Users can specify the names of the checkpoint files and/or the sub-directories using the --checkPointToSave option. The system periodically checks the files and/or sub-directories, and saves them in a persistent location if some of them were updated after the previous check cycle. The check interval is defined by using --checkPointInterval which is 5 minutes by default. Note that the total size of checkpoint files must be less than 100 MB. When PaDA jobs are terminated while evaluating hyperparameter points, they are automatically retried. The latest saved checkpoint files are provided to the retried PanDA jobs.

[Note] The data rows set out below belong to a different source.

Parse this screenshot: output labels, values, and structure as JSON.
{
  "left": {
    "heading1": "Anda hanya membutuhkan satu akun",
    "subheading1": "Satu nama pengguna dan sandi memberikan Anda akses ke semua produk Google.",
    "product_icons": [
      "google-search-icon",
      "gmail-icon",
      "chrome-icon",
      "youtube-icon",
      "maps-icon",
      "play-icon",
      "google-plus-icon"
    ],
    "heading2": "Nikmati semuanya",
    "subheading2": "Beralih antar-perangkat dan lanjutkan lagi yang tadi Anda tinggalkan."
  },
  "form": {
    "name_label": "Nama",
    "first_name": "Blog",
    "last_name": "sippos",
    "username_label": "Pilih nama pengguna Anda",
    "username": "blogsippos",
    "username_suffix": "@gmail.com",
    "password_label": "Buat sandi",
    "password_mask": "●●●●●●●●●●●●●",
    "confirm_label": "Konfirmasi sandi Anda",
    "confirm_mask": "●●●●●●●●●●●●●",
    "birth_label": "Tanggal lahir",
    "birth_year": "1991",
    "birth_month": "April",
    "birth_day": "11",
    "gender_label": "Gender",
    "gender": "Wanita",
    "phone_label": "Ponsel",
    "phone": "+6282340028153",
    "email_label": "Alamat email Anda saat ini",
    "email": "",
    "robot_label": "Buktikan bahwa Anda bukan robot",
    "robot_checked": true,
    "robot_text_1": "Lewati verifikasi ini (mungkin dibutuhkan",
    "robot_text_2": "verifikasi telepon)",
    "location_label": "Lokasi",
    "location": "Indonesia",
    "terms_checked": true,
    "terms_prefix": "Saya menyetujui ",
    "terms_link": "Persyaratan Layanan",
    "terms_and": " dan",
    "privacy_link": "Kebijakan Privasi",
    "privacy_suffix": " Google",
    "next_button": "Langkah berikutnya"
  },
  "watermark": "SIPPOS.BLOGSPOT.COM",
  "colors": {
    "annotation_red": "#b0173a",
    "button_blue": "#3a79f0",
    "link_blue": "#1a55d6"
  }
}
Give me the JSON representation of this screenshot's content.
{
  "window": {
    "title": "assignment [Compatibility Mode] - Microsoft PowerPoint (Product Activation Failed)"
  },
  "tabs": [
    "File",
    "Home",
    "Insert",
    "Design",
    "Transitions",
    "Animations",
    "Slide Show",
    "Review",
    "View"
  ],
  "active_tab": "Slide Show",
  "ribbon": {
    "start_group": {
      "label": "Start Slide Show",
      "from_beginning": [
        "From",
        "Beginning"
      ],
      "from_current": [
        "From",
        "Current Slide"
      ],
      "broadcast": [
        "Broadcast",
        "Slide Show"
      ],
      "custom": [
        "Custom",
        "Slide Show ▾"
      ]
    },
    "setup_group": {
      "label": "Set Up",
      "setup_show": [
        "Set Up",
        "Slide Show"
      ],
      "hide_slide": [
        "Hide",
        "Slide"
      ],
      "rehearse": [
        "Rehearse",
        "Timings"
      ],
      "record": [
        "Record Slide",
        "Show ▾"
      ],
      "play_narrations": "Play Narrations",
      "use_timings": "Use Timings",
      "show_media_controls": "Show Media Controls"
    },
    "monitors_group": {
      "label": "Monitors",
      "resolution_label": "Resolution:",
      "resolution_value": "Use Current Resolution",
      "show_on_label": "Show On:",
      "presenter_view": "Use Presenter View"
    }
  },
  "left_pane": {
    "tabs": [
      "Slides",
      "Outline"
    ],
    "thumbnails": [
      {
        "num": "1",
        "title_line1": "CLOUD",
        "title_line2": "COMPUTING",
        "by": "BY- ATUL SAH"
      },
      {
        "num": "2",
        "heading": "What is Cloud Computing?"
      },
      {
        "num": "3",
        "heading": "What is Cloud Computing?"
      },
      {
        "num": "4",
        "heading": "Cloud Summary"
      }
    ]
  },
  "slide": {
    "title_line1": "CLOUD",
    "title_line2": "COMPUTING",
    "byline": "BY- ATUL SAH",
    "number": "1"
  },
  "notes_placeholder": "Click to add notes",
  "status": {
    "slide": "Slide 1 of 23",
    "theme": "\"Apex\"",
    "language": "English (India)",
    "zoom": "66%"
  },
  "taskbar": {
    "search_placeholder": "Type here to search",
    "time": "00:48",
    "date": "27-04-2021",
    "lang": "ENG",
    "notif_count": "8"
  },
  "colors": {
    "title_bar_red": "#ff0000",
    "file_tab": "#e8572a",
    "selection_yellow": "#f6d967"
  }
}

If the --checkPointToLoad option is specified the checkpoint files/directories are archived to a tarball which is placed in the initial working directory, otherwise, they are copied to the initial working directory with the original file/directory names.

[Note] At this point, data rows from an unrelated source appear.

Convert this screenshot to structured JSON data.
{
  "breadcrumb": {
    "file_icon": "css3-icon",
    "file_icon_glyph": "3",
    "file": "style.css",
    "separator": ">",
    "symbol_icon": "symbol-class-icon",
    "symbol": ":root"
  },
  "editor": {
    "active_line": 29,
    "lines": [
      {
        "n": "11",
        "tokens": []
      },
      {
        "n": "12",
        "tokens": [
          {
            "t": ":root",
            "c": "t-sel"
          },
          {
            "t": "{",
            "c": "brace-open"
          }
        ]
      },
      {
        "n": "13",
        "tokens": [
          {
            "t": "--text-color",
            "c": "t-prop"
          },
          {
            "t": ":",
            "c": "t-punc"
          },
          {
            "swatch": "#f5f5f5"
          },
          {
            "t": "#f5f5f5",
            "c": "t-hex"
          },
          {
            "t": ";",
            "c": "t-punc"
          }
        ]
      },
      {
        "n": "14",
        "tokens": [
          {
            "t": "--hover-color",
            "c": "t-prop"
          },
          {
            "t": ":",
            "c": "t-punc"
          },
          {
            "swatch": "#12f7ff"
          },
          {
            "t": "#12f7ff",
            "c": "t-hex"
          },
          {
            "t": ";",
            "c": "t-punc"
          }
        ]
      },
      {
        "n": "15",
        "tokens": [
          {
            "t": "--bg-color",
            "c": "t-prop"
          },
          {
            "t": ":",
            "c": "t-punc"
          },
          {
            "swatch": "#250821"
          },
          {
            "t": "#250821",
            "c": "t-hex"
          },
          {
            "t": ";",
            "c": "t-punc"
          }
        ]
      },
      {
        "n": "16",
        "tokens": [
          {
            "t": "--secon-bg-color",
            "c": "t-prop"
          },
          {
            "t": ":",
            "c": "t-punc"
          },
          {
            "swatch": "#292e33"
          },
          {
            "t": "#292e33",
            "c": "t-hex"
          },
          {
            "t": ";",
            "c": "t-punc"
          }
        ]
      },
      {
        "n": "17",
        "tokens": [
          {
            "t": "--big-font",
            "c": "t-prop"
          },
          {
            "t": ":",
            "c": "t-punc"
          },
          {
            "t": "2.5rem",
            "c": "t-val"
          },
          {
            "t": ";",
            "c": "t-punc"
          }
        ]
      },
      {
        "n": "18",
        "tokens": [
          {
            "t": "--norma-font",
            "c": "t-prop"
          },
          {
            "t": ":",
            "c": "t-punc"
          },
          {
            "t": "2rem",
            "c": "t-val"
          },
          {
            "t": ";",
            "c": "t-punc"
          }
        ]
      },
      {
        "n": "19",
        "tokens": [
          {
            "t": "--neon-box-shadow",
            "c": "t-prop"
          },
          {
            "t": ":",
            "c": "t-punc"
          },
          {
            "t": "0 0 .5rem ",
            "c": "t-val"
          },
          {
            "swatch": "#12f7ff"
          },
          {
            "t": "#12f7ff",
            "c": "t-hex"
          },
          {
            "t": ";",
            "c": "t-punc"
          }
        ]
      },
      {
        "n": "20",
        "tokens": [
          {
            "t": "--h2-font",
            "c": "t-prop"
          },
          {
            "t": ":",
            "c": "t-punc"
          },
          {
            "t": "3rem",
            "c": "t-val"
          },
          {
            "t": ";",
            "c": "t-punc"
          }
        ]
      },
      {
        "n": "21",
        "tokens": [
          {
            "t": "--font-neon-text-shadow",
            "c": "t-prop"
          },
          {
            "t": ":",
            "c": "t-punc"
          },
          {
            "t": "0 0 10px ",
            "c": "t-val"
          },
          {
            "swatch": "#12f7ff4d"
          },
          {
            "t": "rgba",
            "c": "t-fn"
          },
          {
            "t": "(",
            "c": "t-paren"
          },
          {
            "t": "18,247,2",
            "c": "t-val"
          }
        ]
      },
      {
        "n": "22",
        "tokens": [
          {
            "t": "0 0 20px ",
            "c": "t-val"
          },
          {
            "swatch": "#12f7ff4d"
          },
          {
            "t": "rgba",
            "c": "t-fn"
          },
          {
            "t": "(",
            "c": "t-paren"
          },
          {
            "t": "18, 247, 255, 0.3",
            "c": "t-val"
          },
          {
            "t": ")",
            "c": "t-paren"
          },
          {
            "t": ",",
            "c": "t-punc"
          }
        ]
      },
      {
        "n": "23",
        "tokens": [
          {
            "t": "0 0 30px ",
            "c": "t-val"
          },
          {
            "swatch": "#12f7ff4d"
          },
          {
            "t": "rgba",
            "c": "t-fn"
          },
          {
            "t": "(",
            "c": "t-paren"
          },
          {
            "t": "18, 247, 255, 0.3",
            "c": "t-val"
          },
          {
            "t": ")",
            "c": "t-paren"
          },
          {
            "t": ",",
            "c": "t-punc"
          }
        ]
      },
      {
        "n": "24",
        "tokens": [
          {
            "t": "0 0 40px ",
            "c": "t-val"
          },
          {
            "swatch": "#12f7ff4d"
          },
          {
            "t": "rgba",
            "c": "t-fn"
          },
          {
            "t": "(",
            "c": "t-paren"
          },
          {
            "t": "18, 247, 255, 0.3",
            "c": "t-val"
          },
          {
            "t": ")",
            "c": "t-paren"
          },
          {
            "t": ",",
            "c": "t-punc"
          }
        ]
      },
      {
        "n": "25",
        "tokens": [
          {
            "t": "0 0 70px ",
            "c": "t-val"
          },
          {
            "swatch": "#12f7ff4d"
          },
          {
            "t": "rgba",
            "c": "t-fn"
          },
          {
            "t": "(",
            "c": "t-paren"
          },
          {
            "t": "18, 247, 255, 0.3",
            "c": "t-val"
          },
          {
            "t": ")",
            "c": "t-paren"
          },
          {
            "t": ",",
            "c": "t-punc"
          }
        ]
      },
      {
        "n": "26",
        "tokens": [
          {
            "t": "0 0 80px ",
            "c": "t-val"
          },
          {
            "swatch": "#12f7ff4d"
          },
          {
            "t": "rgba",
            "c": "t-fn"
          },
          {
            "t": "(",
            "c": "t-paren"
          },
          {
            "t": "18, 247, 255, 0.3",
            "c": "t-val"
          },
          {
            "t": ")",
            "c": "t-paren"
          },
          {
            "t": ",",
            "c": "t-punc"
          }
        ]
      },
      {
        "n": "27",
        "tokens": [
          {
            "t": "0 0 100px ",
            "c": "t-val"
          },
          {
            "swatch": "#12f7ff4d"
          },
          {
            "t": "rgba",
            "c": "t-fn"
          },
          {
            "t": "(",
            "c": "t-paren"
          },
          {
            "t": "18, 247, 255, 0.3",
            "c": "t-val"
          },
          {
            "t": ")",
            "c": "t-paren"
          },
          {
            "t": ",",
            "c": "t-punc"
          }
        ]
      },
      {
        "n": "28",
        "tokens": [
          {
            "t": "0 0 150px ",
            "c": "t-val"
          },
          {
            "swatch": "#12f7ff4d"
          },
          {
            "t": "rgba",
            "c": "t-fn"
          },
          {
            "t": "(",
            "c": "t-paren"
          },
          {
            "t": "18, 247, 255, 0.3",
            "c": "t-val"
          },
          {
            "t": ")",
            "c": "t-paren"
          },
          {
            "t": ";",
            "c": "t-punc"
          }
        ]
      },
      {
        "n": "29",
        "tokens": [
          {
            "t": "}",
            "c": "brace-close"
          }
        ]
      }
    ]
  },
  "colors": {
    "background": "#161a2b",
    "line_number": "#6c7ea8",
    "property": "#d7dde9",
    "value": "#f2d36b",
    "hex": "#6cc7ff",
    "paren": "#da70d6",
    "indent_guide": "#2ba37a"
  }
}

Segmented HPO


It is possible to define multiple ML models in a single HPO task and optimize hyperparameters for each model independently. This is typically useful when you have a target object, which can be logically or practically partitioned to sub-objects, and want to optimize their ML models in one-go. For example, it would be reasonable to logically break down a puppet to several parts, such as arms, body, and legs, in some use-cases, but it would be nightmare to submit a HPO task for each part if there are so many. Instead, the user would submit a single task for the puppet and let the system split workload based on the user-defined breakdown instruction, which would significantly simplify bookkeeping from user’s point of view. It is enough to prepare a single training dataset which contains files for all models, but the user needs to specify how the training dataset is partitioned by using the --segmentSpecFile option.

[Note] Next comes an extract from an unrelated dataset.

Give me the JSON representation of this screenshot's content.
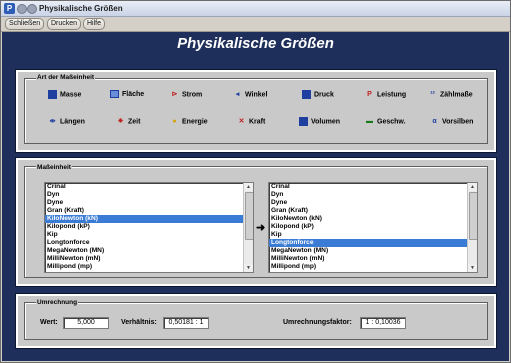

                      External json filename to define segments for
                      segmented HPO which has one model for each segment to
                      be optimized independently. The file contains a list of
                      dictionaries {'name': arbitrary_unique_segment_name,
                      'files': [filename_used_for_the_segment_in_the_training_dataset,
                      ... ]}. It is also possible to specify 'datasets' instead of 'files'
                      in those dictionaries if the training dataset has constituent
                      datasets and is partitioned with constituent dataset boundaries.
                      None by default

For example, when a dataset contains file_1, file_2, file_3, …, and file_N, the json would be something like

$ cat seg.json
        "files": [
        "name": "name_A"
        "files": [
        "name": "name_B"

so that there are two segments in the task. Note that it is also possible to specify ‘datasets’ instead of ‘files’ in dictionaries in the json if the training dataset has constituent datasets and is partitioned with constituent dataset boundaries.


phpo --segmentSpecFile seg.json --trainingDS blah ...

The first segment is called name_A and PanDA jobs for the segment takes only file_1 and file_3 from the training dataset, while the second segment is called name_B and PanDA jobs for the segment takes only file_2. It is possible to use %SEGMENT_NAME in --evaluationExec which is replaced with the actual segment name, such as name_A and name_B, so that the evaluation container can dynamically choose the model relevant to the segment name as shown in the figure below.


The segment name is prepended to metrics files to show for which segment the metrics file contains information. For example,

"evaluationExec": "python %SEGMENT_NAME",
"evaluationMetrics": "metrics.tgz",

with those options, PanDA jobs for the first segment would execute the evaluation container with “python name_A” so that would change configuration based on sys.argv[1], and the system would rename metrics.tgz to name_A.XYZ.metrics.tgz.